I seriously must have missed something along the way since the 'clitics' section... as I instinctively put "I suppose it is" - but feel I'm out of my depth a little... I think we are expected to know more than we have been taught, at this point, and for the previous few sections. But maybe it's just me?! Sorry for the clutter, but wanted to say this.
It belongs to a group of irregular verbs that are modeled after "porre" (to put, place, lay). http://www.wordreference.com/conj/ITVerbs.aspx?v=porre
If you want to say "I suppose that it is so" this complicates things a little and this type of phraseology is dealt with in Duolingo under the sections covering subjunctive verb use. The way to say "I suppose that it is so" would be "Suppongo che sia così" (Literally "I suppose that it be like this")
So the only way to translate "Suppongo di sì" is by "I suppose so"
In a little more depth: The subjunctive is used to convey thoughts, hopes, suppositions (as in the above.) It relates to an older style of English often seen in Shakespearean literature. The key to it is that it reflects the word "be" as in "what be the problem?" rather than as we would now say "what is the problem?" You can often see it coming by the use of the word "che" to mean "that" - then you know to go into the subjunctive of the verb.

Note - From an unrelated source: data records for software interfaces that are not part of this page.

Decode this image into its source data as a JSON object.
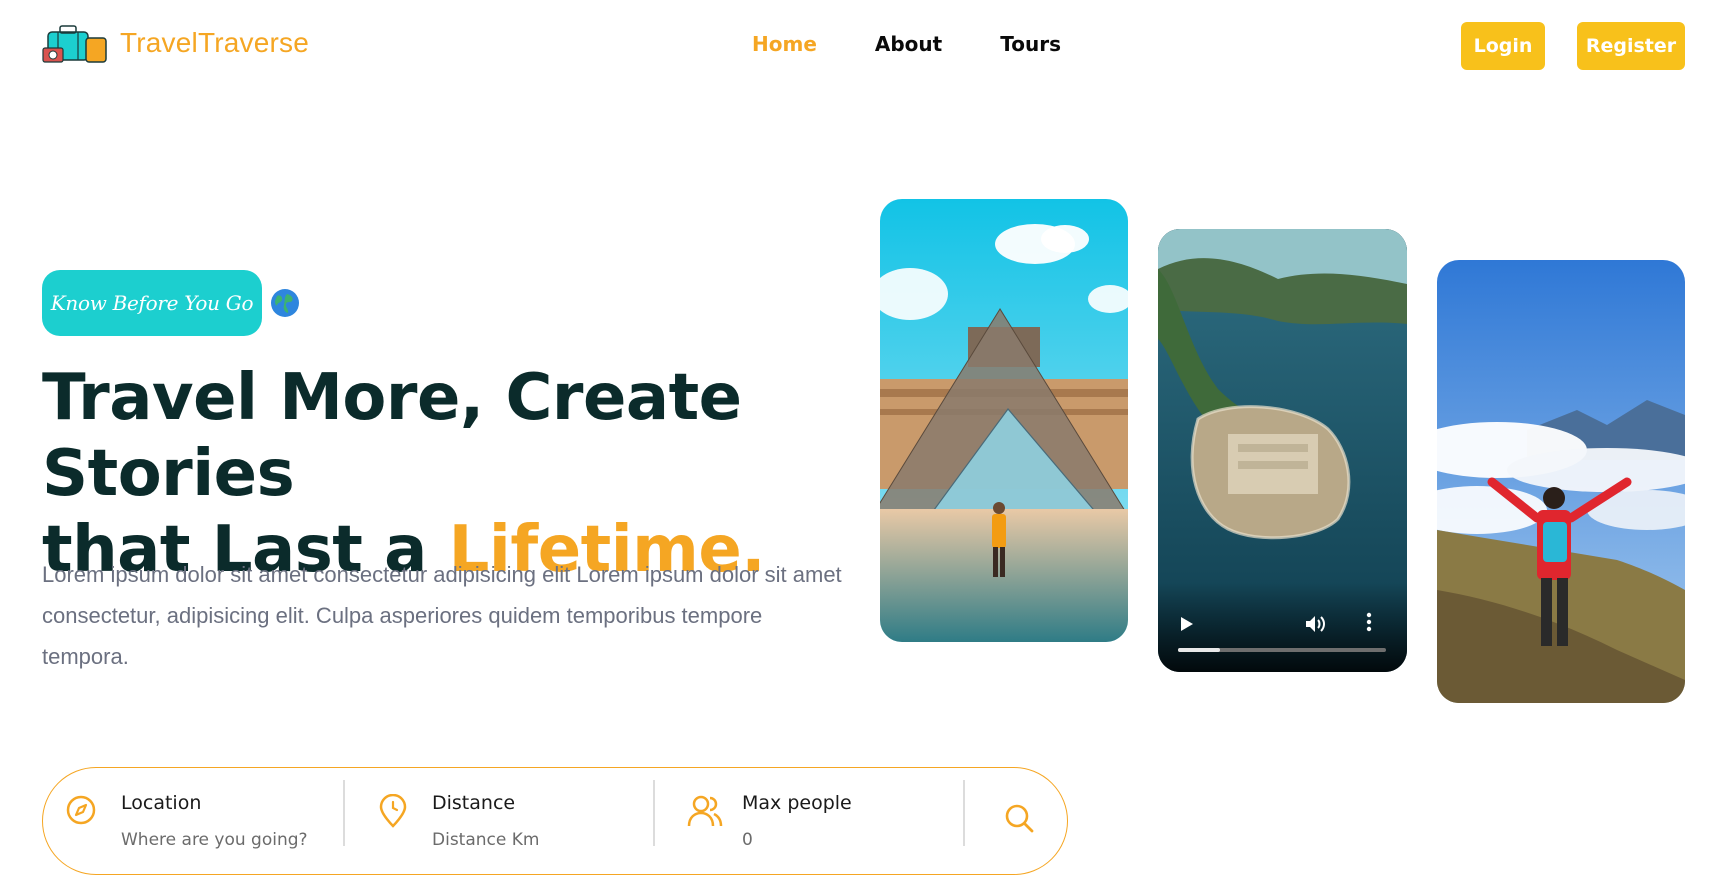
{
  "brand": {
    "name": "TravelTraverse",
    "accent": "#f5a623",
    "button_color": "#f8c11b",
    "teal": "#1ccfcf"
  },
  "nav": {
    "items": [
      {
        "label": "Home",
        "active": true
      },
      {
        "label": "About",
        "active": false
      },
      {
        "label": "Tours",
        "active": false
      }
    ]
  },
  "auth": {
    "login_label": "Login",
    "register_label": "Register"
  },
  "hero": {
    "tagline": "Know Before You Go",
    "title_line1": "Travel More, Create Stories",
    "title_line2_prefix": "that Last a ",
    "title_accent": "Lifetime.",
    "description": "Lorem ipsum dolor sit amet consectetur adipisicing elit Lorem ipsum dolor sit amet consectetur, adipisicing elit. Culpa asperiores quidem temporibus tempore tempora."
  },
  "media": {
    "video_progress": 0.2
  },
  "search": {
    "location": {
      "label": "Location",
      "placeholder": "Where are you going?"
    },
    "distance": {
      "label": "Distance",
      "placeholder": "Distance Km"
    },
    "people": {
      "label": "Max people",
      "placeholder": "0"
    },
    "icons": [
      "compass-icon",
      "map-pin-icon",
      "users-icon",
      "search-icon"
    ]
  }
}
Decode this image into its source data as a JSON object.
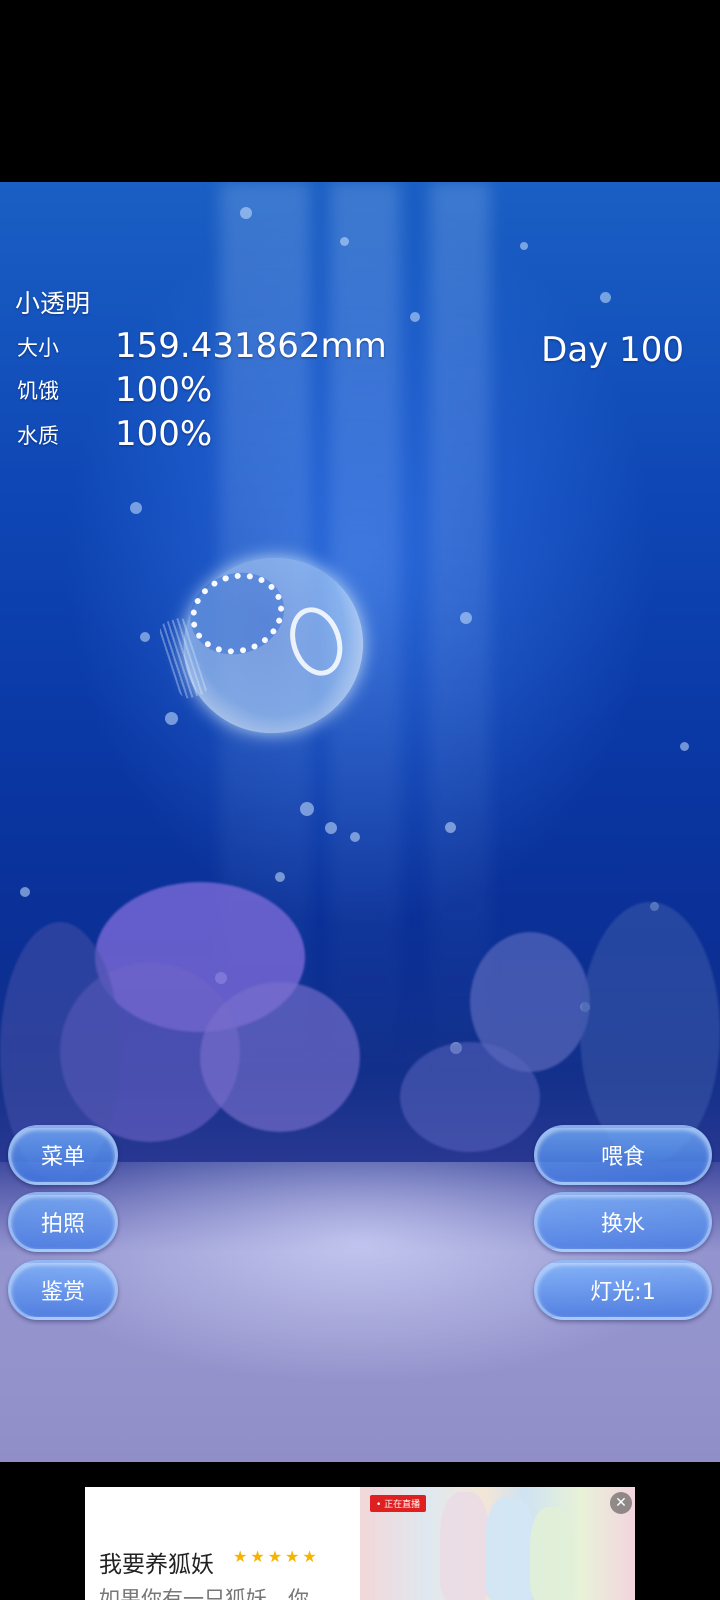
{
  "pet": {
    "name": "小透明",
    "stats": [
      {
        "label": "大小",
        "value": "159.431862mm"
      },
      {
        "label": "饥饿",
        "value": "100%"
      },
      {
        "label": "水质",
        "value": "100%"
      }
    ],
    "day": "Day 100"
  },
  "buttons": {
    "menu": "菜单",
    "photo": "拍照",
    "appreciate": "鉴赏",
    "feed": "喂食",
    "change_water": "换水",
    "light": "灯光:1"
  },
  "ad": {
    "title": "我要养狐妖",
    "stars": "★★★★★",
    "description": "如果你有一只狐妖，你",
    "live_badge": "• 正在直播",
    "close_icon": "close-icon"
  },
  "colors": {
    "water_top": "#1a5fc4",
    "water_deep": "#0b2f95",
    "button_fill": "#5a9cf0"
  }
}
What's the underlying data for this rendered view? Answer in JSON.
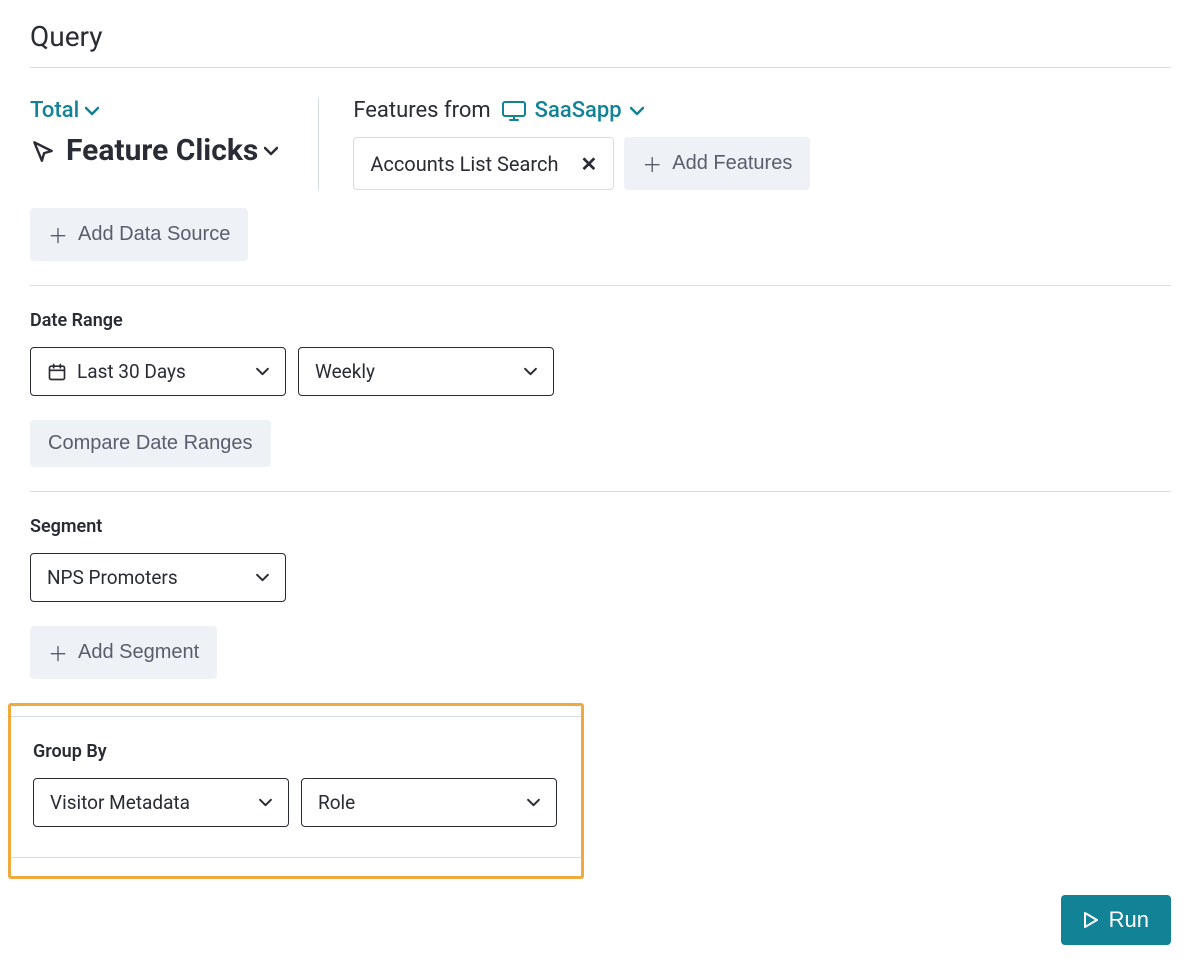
{
  "title": "Query",
  "total": {
    "label": "Total"
  },
  "metric": {
    "label": "Feature Clicks"
  },
  "features": {
    "from_label": "Features from",
    "app_name": "SaaSapp",
    "chips": [
      {
        "label": "Accounts List Search"
      }
    ],
    "add_label": "Add Features"
  },
  "add_data_source": "Add Data Source",
  "date_range": {
    "label": "Date Range",
    "range_value": "Last 30 Days",
    "granularity_value": "Weekly",
    "compare_label": "Compare Date Ranges"
  },
  "segment": {
    "label": "Segment",
    "value": "NPS Promoters",
    "add_label": "Add Segment"
  },
  "group_by": {
    "label": "Group By",
    "category_value": "Visitor Metadata",
    "field_value": "Role"
  },
  "run_label": "Run"
}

Porre (like supporre, proporre, esporre...) is a contraction of Latin "ponere", as you can sere eg looking at the imperfect tense, where it behaves like a regular second conjugation verb. In most other tenses it's irregular and (as a rule of thumb) you have to put an 'o' where a second conjugation verb has an 'e'. It won't work everywhere but it may help..
I think so, I suppose so, I believe so, I guess so.........All these phrases have subtly different meanings when used in different contexts. The problems is they are used interchangeably in everyday speech. In the US "I guess so" is dominant and in the UK "I think so" is mostly used.However in the UK "I suppose so / I believe so" has also been captured by educated speakers to denote status (watch BBC interviews who also use "extraordinary" incessantly). Learning Romance languages helps to re-introduce subtlety and precision in grammar and discourse.